Saturday, September 17, 2005

Great cheers resound around the shed, crowds pressing in around men in orange plastic aprons, as they throw giant fish across the crushed ice. This is the traditional throwing of the fish at the Pike Street Fish Market in Seattle.

We are back again today to buy some cajun smoked salmon to take to Sacramento. Our impression that this city on the extremities of the Pacific north-west is like our home town of Glasgow is increased by the rain which has been falling overnight. The sky is heavy and grey, and spitting its threat of further rain into the gloomy morning.

We walk back down the hill to the Seattle Mystery Bookshop on Cherry Street, two minutes' walk from our hotel in Pioneer Square. The staff there are great - friendly and welcoming. This is not so much an event as a drop-by signing. Some people come in and buy books and I pose for some photographs, and sit at a table groaning with "Firemakers" to sign them.

Then off to the airport. A collector bus picks us up at the hotel and drops us off on a street corner to wait for the shuttle. There is an older couple waiting there. She is agitated because she has to make a bus connection at the airport at 3pm and it is already after two, and the bus is late.

We get talking - about where we've been and where we're going. The couple are amazed when we tell them. Why are we ping-ponging around the country like this? I explain about the book tour and the man becomes interested. He is a great reader, he says. He loves mysteries. I tell him that "The Firemaker" is a mystery, and La Patronne gives him one of our trifold leaflets. "I'm going to buy this book," says the man. "I really love mysteries." The woman with him - his girlfriend, it turns out - sees my picture on the leaflet and her eyes open wide. "That's you!" she says to me stabbing the photograph with an excited finger.

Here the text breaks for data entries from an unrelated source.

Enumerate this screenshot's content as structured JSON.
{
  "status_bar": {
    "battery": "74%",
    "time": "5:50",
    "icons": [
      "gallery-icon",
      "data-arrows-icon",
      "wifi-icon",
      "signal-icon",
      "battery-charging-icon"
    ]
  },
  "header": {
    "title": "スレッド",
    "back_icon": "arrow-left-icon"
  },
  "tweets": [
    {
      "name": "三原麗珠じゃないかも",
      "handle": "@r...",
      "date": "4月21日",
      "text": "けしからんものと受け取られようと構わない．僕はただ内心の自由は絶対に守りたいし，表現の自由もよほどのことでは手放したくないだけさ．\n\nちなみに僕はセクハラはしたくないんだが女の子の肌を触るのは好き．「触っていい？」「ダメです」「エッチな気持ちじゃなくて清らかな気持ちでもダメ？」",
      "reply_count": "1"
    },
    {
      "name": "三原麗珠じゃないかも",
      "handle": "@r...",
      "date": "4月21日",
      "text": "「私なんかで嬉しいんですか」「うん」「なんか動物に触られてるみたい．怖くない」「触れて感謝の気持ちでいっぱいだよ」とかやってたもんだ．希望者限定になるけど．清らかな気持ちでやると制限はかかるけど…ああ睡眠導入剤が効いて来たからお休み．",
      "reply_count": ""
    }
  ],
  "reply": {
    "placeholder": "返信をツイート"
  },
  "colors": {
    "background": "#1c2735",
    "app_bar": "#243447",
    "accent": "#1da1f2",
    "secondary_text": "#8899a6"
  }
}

I agree that it does look like me.

The man introduces himself. "Howard Noah," he says. 'I'm heading for San Diego." But his accent sounds east coast. I tell him we'll be in San Diego in just over a week. Maybe he'd like to come to the book event at "The Mysterious Galaxy" bookstore there. But he says he is leaving on the 24th to go home, and asks if we've ever been to Boston. I tell him our last event of the tour is there. He gets excited. "I come from Boston," he says. "Whereabouts are you going?' Cambridge, I tell him. His eyes open wide. "I live in Cambridge!" He is really excited now. He knows Kate's Mystery Books, which is where I will be speaking. "I'm gonna be there," he says and shakes my hand.

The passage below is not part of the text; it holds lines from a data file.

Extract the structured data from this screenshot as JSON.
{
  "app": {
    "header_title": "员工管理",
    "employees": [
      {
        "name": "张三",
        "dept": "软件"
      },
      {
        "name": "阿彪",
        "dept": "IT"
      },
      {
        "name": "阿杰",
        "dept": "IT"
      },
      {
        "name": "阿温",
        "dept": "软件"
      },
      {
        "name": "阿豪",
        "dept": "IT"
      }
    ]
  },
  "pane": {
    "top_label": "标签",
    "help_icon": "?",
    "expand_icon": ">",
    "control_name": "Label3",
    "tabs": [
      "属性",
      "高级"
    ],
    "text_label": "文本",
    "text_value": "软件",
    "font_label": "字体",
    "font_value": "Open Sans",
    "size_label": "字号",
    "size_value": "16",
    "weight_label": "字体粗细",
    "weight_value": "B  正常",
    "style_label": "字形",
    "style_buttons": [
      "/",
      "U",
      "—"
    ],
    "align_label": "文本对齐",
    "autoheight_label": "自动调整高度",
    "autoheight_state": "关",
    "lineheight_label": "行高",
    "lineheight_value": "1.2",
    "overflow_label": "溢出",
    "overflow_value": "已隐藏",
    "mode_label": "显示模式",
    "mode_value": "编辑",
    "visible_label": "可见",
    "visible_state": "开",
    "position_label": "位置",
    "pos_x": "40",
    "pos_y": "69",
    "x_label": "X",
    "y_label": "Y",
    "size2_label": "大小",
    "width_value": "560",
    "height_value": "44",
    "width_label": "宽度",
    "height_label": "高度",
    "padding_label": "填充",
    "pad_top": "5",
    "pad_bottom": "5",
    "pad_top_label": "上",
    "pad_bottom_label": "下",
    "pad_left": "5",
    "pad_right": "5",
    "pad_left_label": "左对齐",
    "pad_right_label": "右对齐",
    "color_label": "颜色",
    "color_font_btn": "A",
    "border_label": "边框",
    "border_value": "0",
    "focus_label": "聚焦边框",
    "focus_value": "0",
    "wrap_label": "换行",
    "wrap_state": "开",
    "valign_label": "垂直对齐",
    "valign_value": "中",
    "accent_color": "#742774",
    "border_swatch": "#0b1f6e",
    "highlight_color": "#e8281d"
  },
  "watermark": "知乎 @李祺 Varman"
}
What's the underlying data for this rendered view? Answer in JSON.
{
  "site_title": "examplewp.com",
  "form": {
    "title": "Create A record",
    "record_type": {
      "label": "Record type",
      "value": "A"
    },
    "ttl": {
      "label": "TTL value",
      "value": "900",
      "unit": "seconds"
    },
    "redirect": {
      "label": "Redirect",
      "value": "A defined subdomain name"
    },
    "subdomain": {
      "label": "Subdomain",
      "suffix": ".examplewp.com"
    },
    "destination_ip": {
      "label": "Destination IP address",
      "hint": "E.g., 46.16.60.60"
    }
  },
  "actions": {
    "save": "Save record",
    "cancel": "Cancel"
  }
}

It's a small world. Even in a country as vast as the US.

We get, finally, to the airport, to be greeted by even greater chaos than usual. We are flying Air Alaska, who are just turning over their entire operation to e-tickets. Unfortunately we have paper tickets and have to queue up for over an hour to get boarding passes (they are training staff and are unbelievably slow) - and even then we have to drag our cases off to another queue to check them in. Everyone in line is getting severely agitated.

Worst of all is a girl with a huge pet carrier on a trolley, a dog lying sedated inside it. She has arrived in good time for her flight, but having to wait so long to check in they now tell her that she is too late to board the plane. She is in tears. Everyone in line wants to smack these Air Alaska people in the face. They are rude and unsympathetic. I don't know if the girl ever got her flight. She was still at the desk when we left.

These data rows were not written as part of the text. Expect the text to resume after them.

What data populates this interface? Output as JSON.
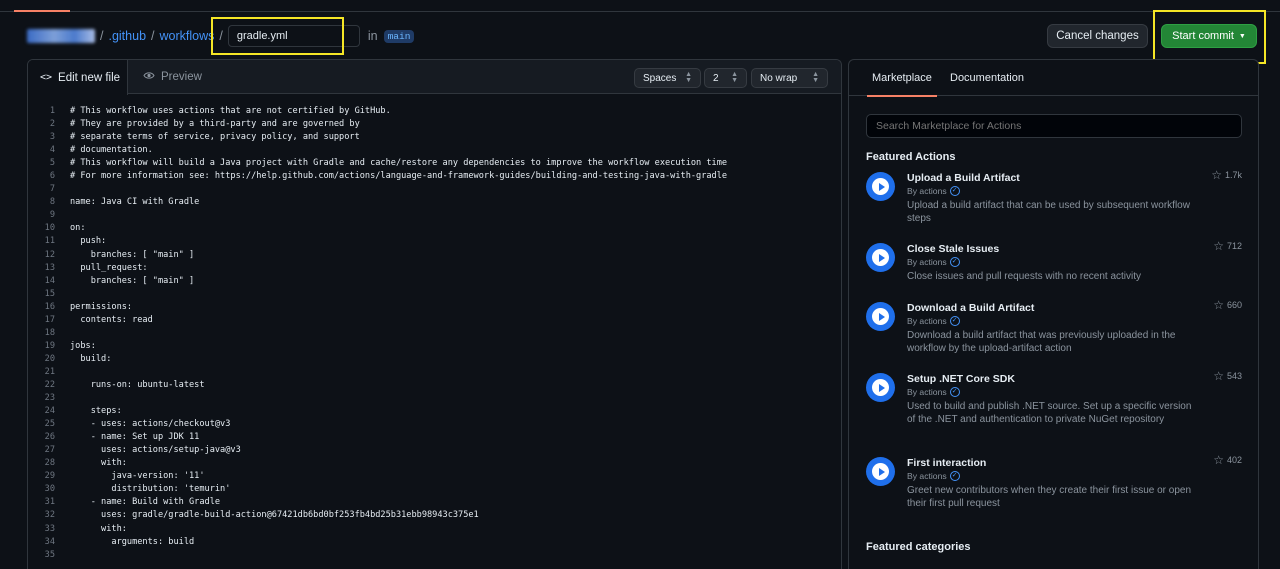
{
  "breadcrumb": {
    "repo": "",
    "path": [
      ".github",
      "workflows"
    ],
    "filename": "gradle.yml",
    "in_label": "in",
    "branch": "main"
  },
  "header": {
    "cancel_label": "Cancel changes",
    "commit_label": "Start commit"
  },
  "editor": {
    "tabs": {
      "edit": "Edit new file",
      "preview": "Preview"
    },
    "indent_mode": "Spaces",
    "indent_size": "2",
    "wrap_mode": "No wrap",
    "lines": [
      "# This workflow uses actions that are not certified by GitHub.",
      "# They are provided by a third-party and are governed by",
      "# separate terms of service, privacy policy, and support",
      "# documentation.",
      "# This workflow will build a Java project with Gradle and cache/restore any dependencies to improve the workflow execution time",
      "# For more information see: https://help.github.com/actions/language-and-framework-guides/building-and-testing-java-with-gradle",
      "",
      "name: Java CI with Gradle",
      "",
      "on:",
      "  push:",
      "    branches: [ \"main\" ]",
      "  pull_request:",
      "    branches: [ \"main\" ]",
      "",
      "permissions:",
      "  contents: read",
      "",
      "jobs:",
      "  build:",
      "",
      "    runs-on: ubuntu-latest",
      "",
      "    steps:",
      "    - uses: actions/checkout@v3",
      "    - name: Set up JDK 11",
      "      uses: actions/setup-java@v3",
      "      with:",
      "        java-version: '11'",
      "        distribution: 'temurin'",
      "    - name: Build with Gradle",
      "      uses: gradle/gradle-build-action@67421db6bd0bf253fb4bd25b31ebb98943c375e1",
      "      with:",
      "        arguments: build",
      ""
    ]
  },
  "sidebar": {
    "tabs": {
      "marketplace": "Marketplace",
      "documentation": "Documentation"
    },
    "search_placeholder": "Search Marketplace for Actions",
    "featured_actions_title": "Featured Actions",
    "featured_categories_title": "Featured categories",
    "actions": [
      {
        "title": "Upload a Build Artifact",
        "by": "By actions",
        "desc": "Upload a build artifact that can be used by subsequent workflow steps",
        "stars": "1.7k"
      },
      {
        "title": "Close Stale Issues",
        "by": "By actions",
        "desc": "Close issues and pull requests with no recent activity",
        "stars": "712"
      },
      {
        "title": "Download a Build Artifact",
        "by": "By actions",
        "desc": "Download a build artifact that was previously uploaded in the workflow by the upload-artifact action",
        "stars": "660"
      },
      {
        "title": "Setup .NET Core SDK",
        "by": "By actions",
        "desc": "Used to build and publish .NET source. Set up a specific version of the .NET and authentication to private NuGet repository",
        "stars": "543"
      },
      {
        "title": "First interaction",
        "by": "By actions",
        "desc": "Greet new contributors when they create their first issue or open their first pull request",
        "stars": "402"
      }
    ]
  },
  "colors": {
    "accent_green": "#238636",
    "highlight_yellow": "#f5e626",
    "link_blue": "#4493f8"
  }
}
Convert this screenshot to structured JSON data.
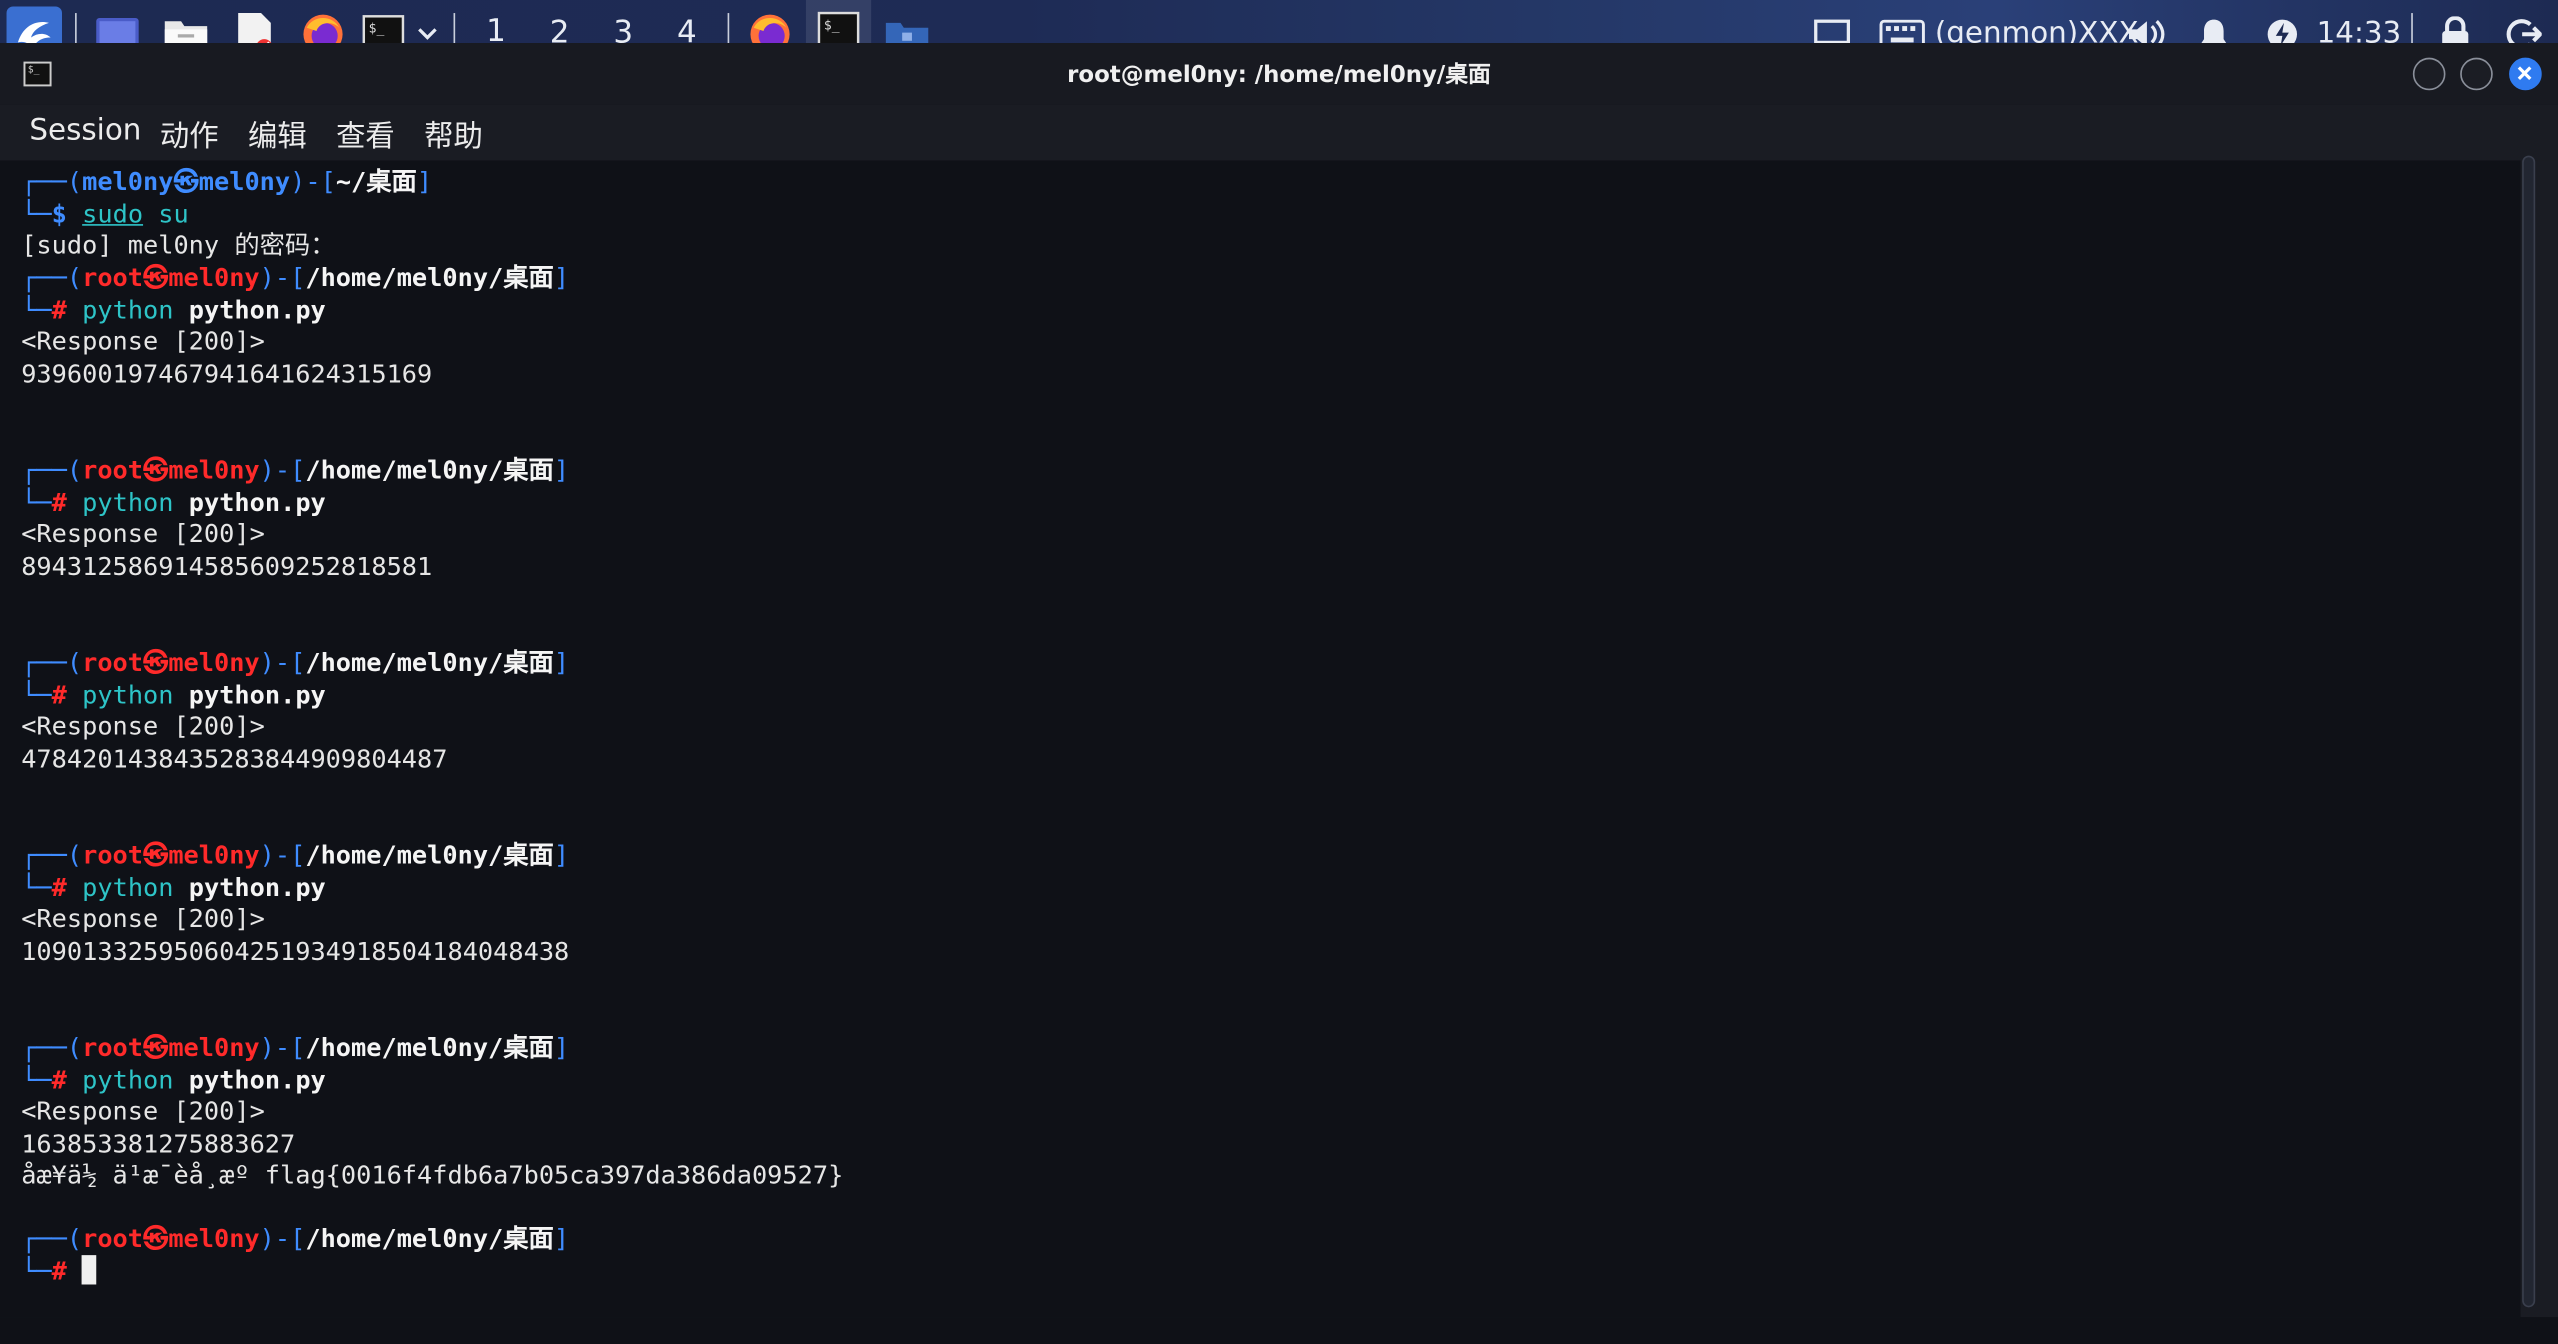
{
  "panel": {
    "workspaces": [
      "1",
      "2",
      "3",
      "4"
    ],
    "active_workspace": "1",
    "genmon": "(genmon)XXX",
    "clock": "14:33",
    "icons": [
      "kali-dragon-icon",
      "desktop-icon",
      "file-manager-icon",
      "text-editor-icon",
      "firefox-icon",
      "terminal-icon",
      "dropdown-chevron-icon",
      "firefox-task-icon",
      "terminal-task-icon",
      "folder-task-icon",
      "display-icon",
      "keyboard-icon",
      "volume-icon",
      "bell-icon",
      "power-icon",
      "lock-icon",
      "logout-icon"
    ]
  },
  "window": {
    "title": "root@mel0ny: /home/mel0ny/桌面",
    "menu": [
      "Session",
      "动作",
      "编辑",
      "查看",
      "帮助"
    ]
  },
  "terminal": {
    "prompt_user": "mel0ny",
    "prompt_host": "mel0ny",
    "prompt_root": "root",
    "prompt_dir_home": "~/桌面",
    "prompt_dir_root": "/home/mel0ny/桌面",
    "user_cmd_1": "sudo",
    "user_cmd_2": "su",
    "sudo_prompt": "[sudo] mel0ny 的密码：",
    "cmd_prog": "python",
    "cmd_file": "python.py",
    "response": "<Response [200]>",
    "outputs": [
      "9396001974679416416243151​69",
      "894312586914585609252818581",
      "478420143843528384490980448​7",
      "10901332595060425193491850418404843​8",
      "163853381275883627"
    ],
    "flag_line": "åæ¥ä½ ä¹æ¯èå¸æº flag{0016f4fdb6a7b05ca397da386da09527}",
    "prompt_glyph_hash": "#",
    "prompt_glyph_dollar": "$"
  }
}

But I do know we will never fly Air Alaska again.

We take off into the dying day. A line of deep red traces the western horizon. A full moon rises in the east, casting its silver light over an ocean of cloud above which rises the peak of a snow-covered mountain - an island in the clouds. It is magical.

Even more magical, is Susie's smile as she greets us at baggage claim in Sacramento. We fall into her arms and feel like we have come home.

I am eighteen days into this thirty-eight day trip. But really only the first third of it is over. Now comes California, with multiple stops down the coast, And then the final third - the drive up the eastern seaboard from Washington DC.

I am so tired, and after several glasses of wine, La Patronne and I sleep like we haven't done in days.

The next phase begins.

A fish thrower in Seattle

With staff at the Seattle Mystery Bookshop

1 comment:

Anonymous said...

Quel plaisir de suivre le feuilleton au jour le jour!!! Suzie semble être une hôtesse fantastique et les photos donnent très envie de venir vous rejoindre.
On a hâte de vous revoir tous parmi nous et d'avoir la belle équipe réunie dans le Lot...
Laurène et Roger